George Stevens Jr. on His Thurgood Marshall Play

George Stevens Jr. is a writer, director, 11-time Emmy winner, a founder of the American Film Institute, the son of Oscar-winning filmmaker George Stevens ("A Place in the Sun" and "Giant") and—phew!—now the author of "Thurgood," a new Broadway play starring Laurence Fishburne. He spoke to NEWSWEEK'S Connie Leslie. Excerpts:

NEWSWEEK: Vernon Jordan is a producer of "Thurgood"?
George Stevens Jr.:
Vernon has been a kind of mentor to me in terms of the black community, starting with the 1991 miniseries I wrote and directed on the story of Brown v. Board of Education called "Separate but Equal," in which Sidney Poitier played Thurgood Marshall. Vernon introduced me to the key people who had worked with Marshall at the NAACP's Legal Defense Fund.

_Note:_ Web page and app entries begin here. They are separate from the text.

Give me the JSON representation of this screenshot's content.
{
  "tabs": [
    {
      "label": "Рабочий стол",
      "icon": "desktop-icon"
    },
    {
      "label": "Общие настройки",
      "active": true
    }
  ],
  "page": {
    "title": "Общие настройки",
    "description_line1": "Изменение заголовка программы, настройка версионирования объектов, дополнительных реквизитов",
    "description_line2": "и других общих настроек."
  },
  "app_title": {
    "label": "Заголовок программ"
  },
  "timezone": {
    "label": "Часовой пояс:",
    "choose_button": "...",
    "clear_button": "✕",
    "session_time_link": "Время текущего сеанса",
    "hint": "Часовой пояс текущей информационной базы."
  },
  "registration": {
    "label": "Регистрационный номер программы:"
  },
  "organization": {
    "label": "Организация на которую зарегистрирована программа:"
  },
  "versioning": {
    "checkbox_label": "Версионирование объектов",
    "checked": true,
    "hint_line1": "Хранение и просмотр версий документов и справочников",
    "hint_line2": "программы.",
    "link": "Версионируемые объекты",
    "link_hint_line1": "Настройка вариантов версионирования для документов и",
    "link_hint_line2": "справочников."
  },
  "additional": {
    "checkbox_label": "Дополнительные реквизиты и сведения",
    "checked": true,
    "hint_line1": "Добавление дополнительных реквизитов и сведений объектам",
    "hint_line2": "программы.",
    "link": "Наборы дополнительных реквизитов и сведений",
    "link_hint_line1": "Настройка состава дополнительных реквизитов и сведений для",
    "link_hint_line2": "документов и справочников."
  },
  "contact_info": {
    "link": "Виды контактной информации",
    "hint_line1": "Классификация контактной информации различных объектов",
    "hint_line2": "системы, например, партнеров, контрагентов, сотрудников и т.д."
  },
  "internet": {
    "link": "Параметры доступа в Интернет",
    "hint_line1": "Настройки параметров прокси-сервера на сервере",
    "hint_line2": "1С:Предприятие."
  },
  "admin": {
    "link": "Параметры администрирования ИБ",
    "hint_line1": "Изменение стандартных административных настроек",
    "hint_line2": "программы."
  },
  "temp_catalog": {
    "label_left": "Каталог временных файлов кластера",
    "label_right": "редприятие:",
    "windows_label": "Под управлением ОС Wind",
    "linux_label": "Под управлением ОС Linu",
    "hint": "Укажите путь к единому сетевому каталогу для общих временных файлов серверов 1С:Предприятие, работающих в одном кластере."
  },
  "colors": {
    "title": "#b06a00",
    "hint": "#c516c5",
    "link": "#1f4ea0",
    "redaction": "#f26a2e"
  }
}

What triggered your interest in Marshall?
When I decided to make the "Separate but Equal" miniseries, I did all this research. Thurgood was at the center of the Brown case. And years ago I saw Henry Fonda do a play called "Darrow" about Clarence Darrow. I think that play was somewhere in the corner of my brain—how effective it was. And the idea of doing a play about Thurgood Marshall occurred to me.

What would Marshall say about Supreme Court Justice Clarence Thomas today?
I doubt if he would comment. He had a great civility about the court. There is a reference in the play, which is exactly what he said in his last press conference in 1991 when asked, "Should the president appoint a negro?" Marshall said, "I would hope he doesn't appoint a negro for the wrong reasons. My father used to tell me that there is no difference between a white snake and a black snake. They both bite." Now, whether that was a direct reference to Clarence Thomas we will never know.

What about Barack Obama?
I'd put it the other way. Barack Obama has one portrait in his office, and it's of Thurgood Marshall. And I think about the scene in the play when Marshall recalls Charlie Houston, the then-dean of Howard University's law school, telling him and his classmates, "We're going to make Howard University the West Point of negro leadership." Well, I saw Barack Obama speak at Howard about two months ago to maybe 1,500 students. He talked about Thurgood Marshall. And the students were inspired and Thurgood's memory was exalted.

Did you spend a lot of time on the sets of any of your father's movies?
I did. We were great friends and collaborators. I was in the editing room on "A Place in the Sun," but I was just starting college. As a college student I worked with him first in "Shane." I was called a company clerk—production assistance is a fair description. Then I worked with him on "Giant." And I was the associate producer and I directed the location scenes in Europe on "The Dairy of Ann Frank." I was listed in the credits for "The Greatest Story Ever Told," but that was around the time that Ed Murrow invited me to Washington, D.C., to head the film division of the United States Information Agency.

So you worked with James Dean on "Giant?"
I got to know Jimmy Dean pretty well. He was difficult. But he was mercurial, and gifted. He was really quite an unusual fellow, and he would have had a great career had he lived.

You also worked with Elizabeth Taylor, who starred with Montgomery Clift in "A Place in the Sun."
Elizabeth is a great deal of fun and a good friend. I think with most of these famous actors you see enough of them that I think any of us gets a sense of what they're like.

You also directed Alfred Hitchcock's television series, "Alfred Hitchcock Presents."
He had that wonderful, obscure sense of humor and that haughty attitude that he played that was very appealing.

You've said that the influence of World War II on your father and other directors of his generation gave them a second act. What do you mean?
I think that war experience made directors of that generation more interesting people. That would apply to my father, John Huston, Willie Wilder and others. Dad was 35 years old and one of the five biggest directors in Hollywood when he went out one day and joined the army. He was away for the better part of four years. And as he said, he saw men at their best and at their worst. He came back, and I think it informed the rest of his life and the rest of his work. "A Place in the Sun," "Shane," "Giant" and "The Diary of Ann Frank" were of a different nature than his prewar comedies. Except for Oliver Stone, who served in Vietnam, I don't think most American directors have a war experience today. It's not a criticism of directors today. We deal with whatever experiences come our way.